__To do__:
This exercise calls for the data below to be retyped exactly, minus any images.

[Collected data]
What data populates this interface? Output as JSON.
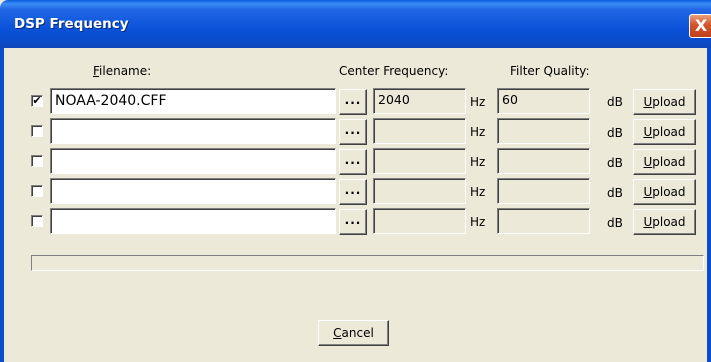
{
  "window": {
    "title": "DSP Frequency",
    "close_label": "X"
  },
  "headers": {
    "filename": {
      "pre": "",
      "accel": "F",
      "post": "ilename:"
    },
    "center_frequency": "Center Frequency:",
    "filter_quality": "Filter Quality:"
  },
  "rows": [
    {
      "checked": "✔",
      "filename": "NOAA-2040.CFF",
      "browse_label": "...",
      "frequency": "2040",
      "freq_unit": "Hz",
      "quality": "60",
      "quality_unit": "dB",
      "upload": {
        "accel": "U",
        "rest": "pload"
      }
    },
    {
      "checked": "",
      "filename": "",
      "browse_label": "...",
      "frequency": "",
      "freq_unit": "Hz",
      "quality": "",
      "quality_unit": "dB",
      "upload": {
        "accel": "U",
        "rest": "pload"
      }
    },
    {
      "checked": "",
      "filename": "",
      "browse_label": "...",
      "frequency": "",
      "freq_unit": "Hz",
      "quality": "",
      "quality_unit": "dB",
      "upload": {
        "accel": "U",
        "rest": "pload"
      }
    },
    {
      "checked": "",
      "filename": "",
      "browse_label": "...",
      "frequency": "",
      "freq_unit": "Hz",
      "quality": "",
      "quality_unit": "dB",
      "upload": {
        "accel": "U",
        "rest": "pload"
      }
    },
    {
      "checked": "",
      "filename": "",
      "browse_label": "...",
      "frequency": "",
      "freq_unit": "Hz",
      "quality": "",
      "quality_unit": "dB",
      "upload": {
        "accel": "U",
        "rest": "pload"
      }
    }
  ],
  "progress": {
    "fraction": 0
  },
  "cancel": {
    "accel": "C",
    "rest": "ancel"
  },
  "colors": {
    "title_bar": "#0a52d8",
    "dialog_bg": "#ece9d8",
    "close_button": "#d2542a"
  }
}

__Written reply__:
What data populates this interface? Output as JSON.
{
  "window": {
    "title": "DSP Frequency",
    "close_label": "X"
  },
  "headers": {
    "filename": {
      "pre": "",
      "accel": "F",
      "post": "ilename:"
    },
    "center_frequency": "Center Frequency:",
    "filter_quality": "Filter Quality:"
  },
  "rows": [
    {
      "checked": "✔",
      "filename": "NOAA-2040.CFF",
      "browse_label": "...",
      "frequency": "2040",
      "freq_unit": "Hz",
      "quality": "60",
      "quality_unit": "dB",
      "upload": {
        "accel": "U",
        "rest": "pload"
      }
    },
    {
      "checked": "",
      "filename": "",
      "browse_label": "...",
      "frequency": "",
      "freq_unit": "Hz",
      "quality": "",
      "quality_unit": "dB",
      "upload": {
        "accel": "U",
        "rest": "pload"
      }
    },
    {
      "checked": "",
      "filename": "",
      "browse_label": "...",
      "frequency": "",
      "freq_unit": "Hz",
      "quality": "",
      "quality_unit": "dB",
      "upload": {
        "accel": "U",
        "rest": "pload"
      }
    },
    {
      "checked": "",
      "filename": "",
      "browse_label": "...",
      "frequency": "",
      "freq_unit": "Hz",
      "quality": "",
      "quality_unit": "dB",
      "upload": {
        "accel": "U",
        "rest": "pload"
      }
    },
    {
      "checked": "",
      "filename": "",
      "browse_label": "...",
      "frequency": "",
      "freq_unit": "Hz",
      "quality": "",
      "quality_unit": "dB",
      "upload": {
        "accel": "U",
        "rest": "pload"
      }
    }
  ],
  "progress": {
    "fraction": 0
  },
  "cancel": {
    "accel": "C",
    "rest": "ancel"
  },
  "colors": {
    "title_bar": "#0a52d8",
    "dialog_bg": "#ece9d8",
    "close_button": "#d2542a"
  }
}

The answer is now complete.